“Denmark and Belgium have taken the first step. Now, we would like to see more agreements to follow with Denmark taking the lead, but also between more of our potential European markets.”

In addition to Dan-Unity, Danish Shipping has several members who prepare former oil and gas fields to be able to store CO2 underground.

“Right now, things are moving fast and the agreement with Belgium and Flanders sends a clear message that you can and should invest wholeheartedly in CO2 storage in Denmark,” Jacob K. Clasen, deputy director general and deputy CEO of Danish Shipping, commented.

“It is important that we do not rest on our laurels but take this agreement as a steppingstone towards more bilateral agreements with our European partners.
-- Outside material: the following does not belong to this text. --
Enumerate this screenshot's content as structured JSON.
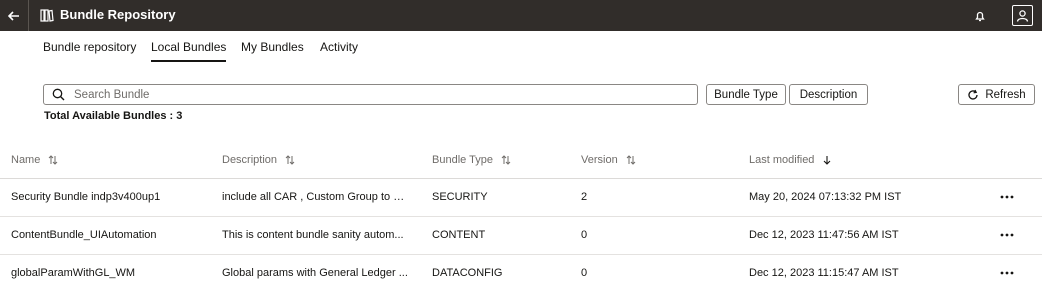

Or even better, that we create a European internal market for maritime transport of CO2.”

Geological Survey of Denmark and Greenland (GEUS) estimates that the total storage potential in the Danish underground is between 12 and 22 billion tons of CO2. This is between 400 and 700 times more than Denmark’s total of CO2 emissions at the current level.